§ **TASK ITEM**: Among the records, find the lines that hold the string "this" and return them.

§ **ENTRIES SUPPLIED**:

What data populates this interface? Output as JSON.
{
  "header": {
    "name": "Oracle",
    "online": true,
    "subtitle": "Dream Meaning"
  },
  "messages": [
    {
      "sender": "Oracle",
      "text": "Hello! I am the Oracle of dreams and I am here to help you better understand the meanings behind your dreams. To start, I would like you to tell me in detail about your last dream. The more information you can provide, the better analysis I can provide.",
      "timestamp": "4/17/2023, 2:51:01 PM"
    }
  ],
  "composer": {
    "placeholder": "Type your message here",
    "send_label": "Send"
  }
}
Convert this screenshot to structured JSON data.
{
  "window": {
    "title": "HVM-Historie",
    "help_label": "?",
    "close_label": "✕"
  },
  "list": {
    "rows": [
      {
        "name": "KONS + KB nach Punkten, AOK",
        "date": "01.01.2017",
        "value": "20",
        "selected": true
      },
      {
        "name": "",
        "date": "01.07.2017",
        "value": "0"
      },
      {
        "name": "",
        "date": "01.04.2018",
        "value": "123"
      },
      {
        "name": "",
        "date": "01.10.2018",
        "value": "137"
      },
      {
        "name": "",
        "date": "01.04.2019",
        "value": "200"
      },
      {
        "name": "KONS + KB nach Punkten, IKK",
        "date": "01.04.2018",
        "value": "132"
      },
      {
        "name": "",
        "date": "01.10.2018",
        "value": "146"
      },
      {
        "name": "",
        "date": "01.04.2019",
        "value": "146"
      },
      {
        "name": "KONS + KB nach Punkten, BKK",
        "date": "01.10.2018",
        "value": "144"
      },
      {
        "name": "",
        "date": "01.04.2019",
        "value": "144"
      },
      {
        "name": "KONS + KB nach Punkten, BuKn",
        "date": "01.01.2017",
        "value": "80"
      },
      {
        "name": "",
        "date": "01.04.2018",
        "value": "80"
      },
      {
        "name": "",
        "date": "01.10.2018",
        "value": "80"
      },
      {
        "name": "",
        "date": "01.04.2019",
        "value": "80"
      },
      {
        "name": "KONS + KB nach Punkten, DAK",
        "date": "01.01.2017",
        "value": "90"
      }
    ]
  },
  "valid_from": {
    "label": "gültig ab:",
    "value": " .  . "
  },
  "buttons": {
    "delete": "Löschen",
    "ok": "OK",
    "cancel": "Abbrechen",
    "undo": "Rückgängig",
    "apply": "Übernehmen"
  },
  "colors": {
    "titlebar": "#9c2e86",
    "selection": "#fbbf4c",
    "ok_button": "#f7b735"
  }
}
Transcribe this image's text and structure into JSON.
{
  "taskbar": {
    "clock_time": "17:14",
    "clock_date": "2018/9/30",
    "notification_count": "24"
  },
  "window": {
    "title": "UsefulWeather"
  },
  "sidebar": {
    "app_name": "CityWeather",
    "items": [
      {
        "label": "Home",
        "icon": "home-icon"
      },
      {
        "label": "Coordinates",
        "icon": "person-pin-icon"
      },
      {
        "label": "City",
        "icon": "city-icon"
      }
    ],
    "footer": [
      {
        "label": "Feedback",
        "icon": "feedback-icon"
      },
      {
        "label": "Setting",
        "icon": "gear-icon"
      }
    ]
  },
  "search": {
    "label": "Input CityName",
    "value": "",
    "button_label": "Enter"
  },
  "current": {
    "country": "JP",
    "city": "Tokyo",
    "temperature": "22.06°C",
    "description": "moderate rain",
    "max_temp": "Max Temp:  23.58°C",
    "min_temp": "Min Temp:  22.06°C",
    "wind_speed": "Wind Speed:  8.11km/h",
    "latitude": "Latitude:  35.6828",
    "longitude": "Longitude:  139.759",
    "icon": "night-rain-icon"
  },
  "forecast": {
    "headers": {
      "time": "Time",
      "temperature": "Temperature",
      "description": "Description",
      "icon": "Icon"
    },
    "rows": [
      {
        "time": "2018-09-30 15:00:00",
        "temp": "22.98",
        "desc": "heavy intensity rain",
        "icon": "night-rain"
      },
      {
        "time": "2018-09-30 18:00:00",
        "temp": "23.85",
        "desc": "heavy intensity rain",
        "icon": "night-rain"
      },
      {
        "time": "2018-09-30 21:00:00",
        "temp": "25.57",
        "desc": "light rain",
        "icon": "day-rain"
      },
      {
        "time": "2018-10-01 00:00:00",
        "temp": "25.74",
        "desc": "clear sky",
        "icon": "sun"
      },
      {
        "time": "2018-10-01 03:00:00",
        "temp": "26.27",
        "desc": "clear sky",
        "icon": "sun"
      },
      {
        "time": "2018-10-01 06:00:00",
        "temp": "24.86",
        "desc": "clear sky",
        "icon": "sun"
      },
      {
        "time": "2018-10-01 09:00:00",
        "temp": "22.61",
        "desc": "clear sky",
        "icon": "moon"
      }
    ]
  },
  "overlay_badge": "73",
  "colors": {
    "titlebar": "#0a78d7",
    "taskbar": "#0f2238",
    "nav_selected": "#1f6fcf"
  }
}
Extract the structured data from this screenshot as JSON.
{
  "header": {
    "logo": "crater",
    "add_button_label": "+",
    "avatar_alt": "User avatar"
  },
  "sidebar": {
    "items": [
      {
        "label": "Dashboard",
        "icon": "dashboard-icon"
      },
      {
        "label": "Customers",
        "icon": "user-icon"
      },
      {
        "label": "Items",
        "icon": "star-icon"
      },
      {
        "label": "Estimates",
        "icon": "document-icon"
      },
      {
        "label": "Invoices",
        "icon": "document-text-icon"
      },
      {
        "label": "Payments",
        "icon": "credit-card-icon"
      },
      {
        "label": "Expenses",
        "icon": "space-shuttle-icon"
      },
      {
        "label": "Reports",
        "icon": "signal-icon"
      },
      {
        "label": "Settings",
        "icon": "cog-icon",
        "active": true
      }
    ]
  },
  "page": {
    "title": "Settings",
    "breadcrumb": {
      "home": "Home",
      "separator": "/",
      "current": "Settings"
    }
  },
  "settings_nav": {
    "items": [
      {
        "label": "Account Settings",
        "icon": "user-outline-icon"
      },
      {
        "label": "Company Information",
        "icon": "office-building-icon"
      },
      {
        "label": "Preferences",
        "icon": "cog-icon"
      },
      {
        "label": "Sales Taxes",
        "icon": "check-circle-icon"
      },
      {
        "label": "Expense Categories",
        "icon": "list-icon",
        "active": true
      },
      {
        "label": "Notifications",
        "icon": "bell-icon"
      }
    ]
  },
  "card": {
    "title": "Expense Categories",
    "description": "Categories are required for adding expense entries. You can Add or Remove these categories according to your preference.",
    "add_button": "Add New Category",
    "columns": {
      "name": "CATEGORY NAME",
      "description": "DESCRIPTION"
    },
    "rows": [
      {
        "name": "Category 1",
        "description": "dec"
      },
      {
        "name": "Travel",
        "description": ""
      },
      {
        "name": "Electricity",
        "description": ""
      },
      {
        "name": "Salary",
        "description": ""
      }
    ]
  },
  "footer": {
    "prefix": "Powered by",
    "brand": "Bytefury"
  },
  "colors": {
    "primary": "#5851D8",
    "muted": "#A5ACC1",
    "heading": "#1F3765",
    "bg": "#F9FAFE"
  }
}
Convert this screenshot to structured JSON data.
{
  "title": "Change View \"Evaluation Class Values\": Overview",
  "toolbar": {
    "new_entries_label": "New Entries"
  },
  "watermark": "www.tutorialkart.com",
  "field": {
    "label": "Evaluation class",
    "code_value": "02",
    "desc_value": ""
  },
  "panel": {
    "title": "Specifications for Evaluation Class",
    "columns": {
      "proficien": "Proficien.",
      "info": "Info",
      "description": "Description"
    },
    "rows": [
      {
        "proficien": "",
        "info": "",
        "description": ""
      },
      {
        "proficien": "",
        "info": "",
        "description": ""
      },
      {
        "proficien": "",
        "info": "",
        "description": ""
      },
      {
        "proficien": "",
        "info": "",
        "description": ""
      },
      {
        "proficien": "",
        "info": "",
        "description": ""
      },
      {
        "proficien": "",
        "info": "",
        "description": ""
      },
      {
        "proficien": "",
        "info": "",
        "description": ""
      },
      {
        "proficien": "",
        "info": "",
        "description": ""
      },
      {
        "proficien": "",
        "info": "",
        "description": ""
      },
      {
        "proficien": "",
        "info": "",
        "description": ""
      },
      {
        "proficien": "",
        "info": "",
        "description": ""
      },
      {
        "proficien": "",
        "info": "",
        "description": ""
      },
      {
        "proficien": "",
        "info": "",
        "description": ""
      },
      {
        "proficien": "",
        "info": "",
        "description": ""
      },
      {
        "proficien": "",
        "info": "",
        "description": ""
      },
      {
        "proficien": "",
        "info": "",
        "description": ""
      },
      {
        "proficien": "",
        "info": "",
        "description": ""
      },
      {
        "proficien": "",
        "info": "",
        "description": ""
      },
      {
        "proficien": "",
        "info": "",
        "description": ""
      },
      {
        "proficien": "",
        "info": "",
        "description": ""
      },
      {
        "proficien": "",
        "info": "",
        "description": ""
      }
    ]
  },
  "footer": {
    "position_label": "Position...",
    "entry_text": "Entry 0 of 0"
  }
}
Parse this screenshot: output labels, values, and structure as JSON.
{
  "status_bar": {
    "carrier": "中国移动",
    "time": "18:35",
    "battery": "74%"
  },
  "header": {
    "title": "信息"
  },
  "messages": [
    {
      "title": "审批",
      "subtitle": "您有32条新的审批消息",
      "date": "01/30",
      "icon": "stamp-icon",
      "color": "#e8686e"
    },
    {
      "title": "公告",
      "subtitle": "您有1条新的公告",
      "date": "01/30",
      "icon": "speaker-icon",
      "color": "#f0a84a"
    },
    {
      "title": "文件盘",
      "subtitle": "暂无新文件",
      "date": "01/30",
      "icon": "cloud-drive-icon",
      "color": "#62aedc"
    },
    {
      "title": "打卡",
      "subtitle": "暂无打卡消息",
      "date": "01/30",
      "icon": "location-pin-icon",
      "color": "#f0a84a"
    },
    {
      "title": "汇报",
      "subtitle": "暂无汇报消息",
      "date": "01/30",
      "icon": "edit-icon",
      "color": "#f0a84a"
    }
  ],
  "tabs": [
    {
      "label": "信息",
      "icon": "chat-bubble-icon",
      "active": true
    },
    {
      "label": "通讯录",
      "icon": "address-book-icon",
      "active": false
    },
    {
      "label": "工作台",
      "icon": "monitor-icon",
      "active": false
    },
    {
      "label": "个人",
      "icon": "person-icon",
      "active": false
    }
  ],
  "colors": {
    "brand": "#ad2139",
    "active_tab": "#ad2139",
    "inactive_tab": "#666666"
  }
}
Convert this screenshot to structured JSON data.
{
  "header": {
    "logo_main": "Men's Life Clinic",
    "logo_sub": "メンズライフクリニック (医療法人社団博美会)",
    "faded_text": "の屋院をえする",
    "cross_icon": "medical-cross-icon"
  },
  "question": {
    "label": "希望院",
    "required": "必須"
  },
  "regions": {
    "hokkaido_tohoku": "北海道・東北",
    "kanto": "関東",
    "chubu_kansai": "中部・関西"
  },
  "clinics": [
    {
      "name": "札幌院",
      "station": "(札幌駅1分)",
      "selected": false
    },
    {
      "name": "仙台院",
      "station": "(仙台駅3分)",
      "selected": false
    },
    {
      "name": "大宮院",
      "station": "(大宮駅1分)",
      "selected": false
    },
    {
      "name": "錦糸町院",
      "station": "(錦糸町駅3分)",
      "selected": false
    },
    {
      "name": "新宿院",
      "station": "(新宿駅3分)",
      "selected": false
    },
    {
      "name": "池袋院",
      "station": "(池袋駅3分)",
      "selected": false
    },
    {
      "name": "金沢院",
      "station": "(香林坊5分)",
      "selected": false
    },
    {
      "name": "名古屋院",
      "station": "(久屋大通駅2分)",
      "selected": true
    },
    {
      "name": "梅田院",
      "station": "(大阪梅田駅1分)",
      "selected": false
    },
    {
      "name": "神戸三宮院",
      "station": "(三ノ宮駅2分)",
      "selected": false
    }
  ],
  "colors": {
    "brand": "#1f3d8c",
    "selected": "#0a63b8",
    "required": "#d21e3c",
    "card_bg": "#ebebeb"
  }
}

§ **SOLUTION BELOW**:
What data populates this interface? Output as JSON.
Convert this screenshot to structured JSON data.
Transcribe this image's text and structure into JSON.
Extract the structured data from this screenshot as JSON.
Convert this screenshot to structured JSON data.
Parse this screenshot: output labels, values, and structure as JSON.
Convert this screenshot to structured JSON data.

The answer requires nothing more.